You never know what you’ll pick up at a second-hand book fair, but I’m glad I spotted this 2011 novel by Natasha Solomons. The Novel in the Viola is the story of Elise Landau, a plump and rather spoilt nineteen-year-old, not obviously talented like her musician sister, Margot, and opera singer mother, Anna. It is 1930s Vienna, and the Nazis are starting to make things difficult for Jews in the city. As Margot and her husband prepare to escape to the United States and her parents apply for visas to join them there, Elise has no choice but to try for a place as a maid in an English household. Expressing herself in her ‘fluid’ English, she writes, ‘I will cook your goose’. A Mr Rivers of Tyneford offers her a job as parlour-maid and the means to travel.
Elise is determined she will hate England, missing her family desperately, cherishing Anna’s pearls, while learning how to wait at table, lay a fire, polish the silver, all the while running from task to task. Dawdling is the privilege of the moneyed classes, it seems. Mr Rivers is unfailingly understanding, a widower with one son away at Cambridge. He was charmed by Elise’s letter and takes her surname, Landau, to be a good omen, having a fondness for the books by one Julian Landau who Elise admits to being her father. Mr Rivers’s library has all of his books. She doesn’t tell him that her father has entrusted her with a carbon copy of his latest novel, secreted inside an old viola of Margot’s.
Letters from Margot admit their parents struggles to obtain visas, while rumbles of war make things tense in England. But there is light relief when Kit Rivers arrives home for the summer, enchanting everyone around him, particularly the young women, including Diana and Juno, from the local nobility, and even Elise. Not only does Elise gradually fall in love with Kit, but with the countryside around her. She has never lived by the sea before, and suddenly finds she can’t imagine life away from it. Natasha Solomons writes some gorgeous descriptions of this little corner on the Dorset coast and weaves into the story the changing seasons and rhythms of rural life.
The book is full of a terrific characters: snooty Diana who drops acid with every utterance; Art the chauffeur who likes four-legged creatures better than two-legged ones; Mr Wrexham, the butler/valet who wears his tailcoat throughout the most difficult times refusing to let standards slip – to name but three. But it is Elise who is the stand-out character here, losing her puppy fat, and adapting to the difficult role of being not readily accepted upstairs or below, but somehow finding a place in the household. She grows up a lot but never loses her independent streak, her passion.
Solomons has dipped into her own family history to help bring Elise to life, inspired by her great-aunt Gabi Landau who managed to escape the persecution of Jews in Europe by becoming a mother’s help in England. Apparently many refugees arrived in England on a ‘domestic service visa’ leaving their cosseted lives behind them for the challenges of life below stairs.
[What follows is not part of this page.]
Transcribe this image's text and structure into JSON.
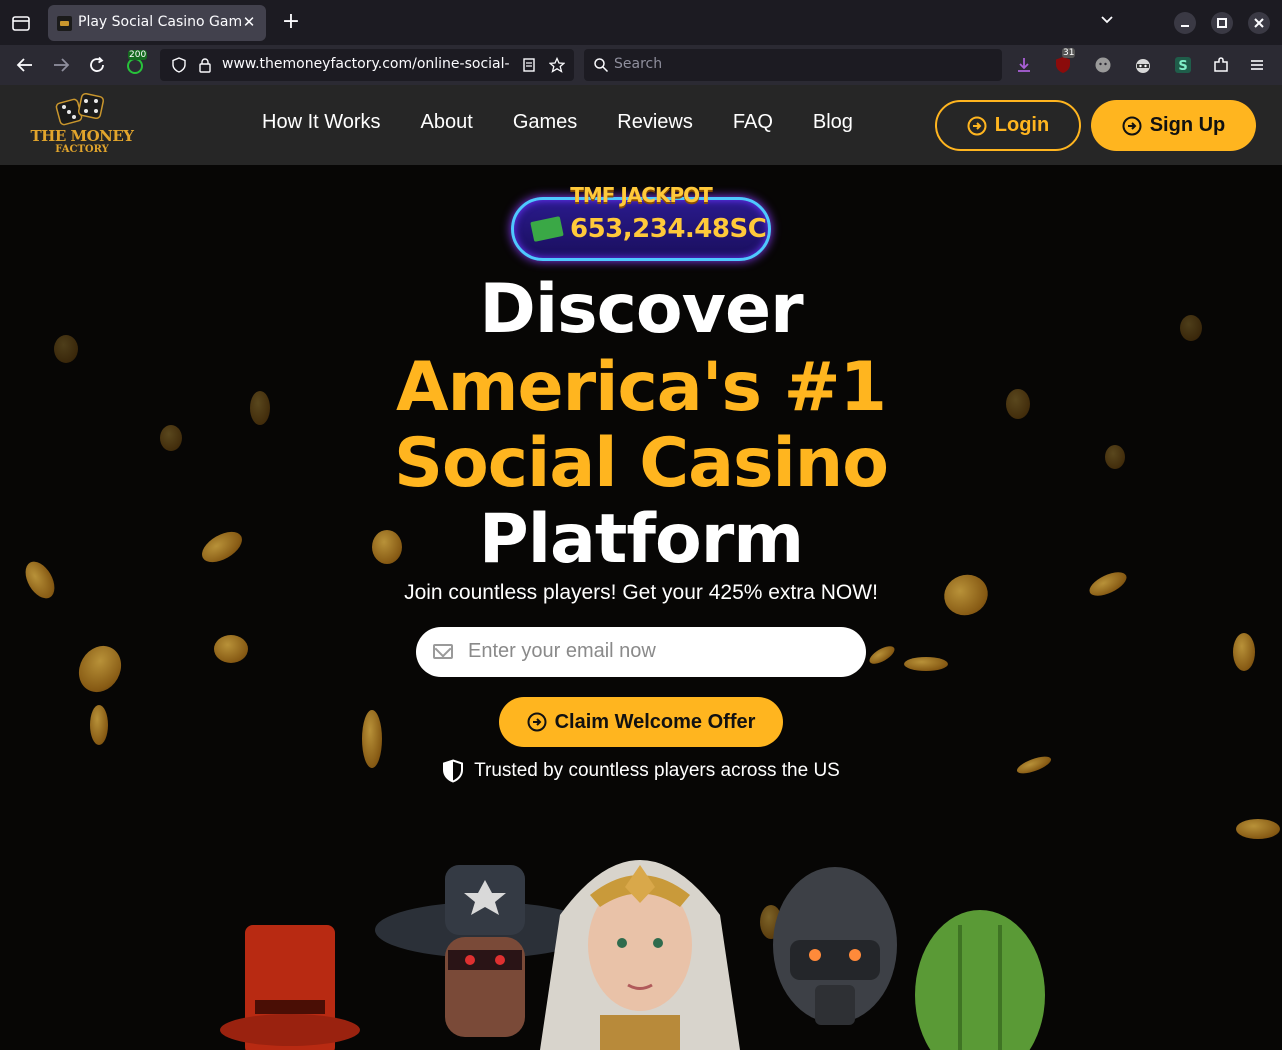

Key aspects of the war drive the plot – particularly reports of brutality to Jews by the Nazis but also the privations of life for those in wartime England, Dunkirk and the war in the air. It is also a record of what life was like in rural England, the customs that knitted the social classes together before the war changed things forever.
It all adds up to a very compelling and yes, sad, book, full of atmosphere, interesting characters although the more emotional moments did seem a little overwrought at times for my taste. But then there was the music, a theme which also pervades Solomons’s The Song Collector, a novel which throws a light on another interesting aspect of English cultural history. Solomons is definitely an author on my watch-list and overall this book didn’t disappoint. A three-and-a-half out of five read from me.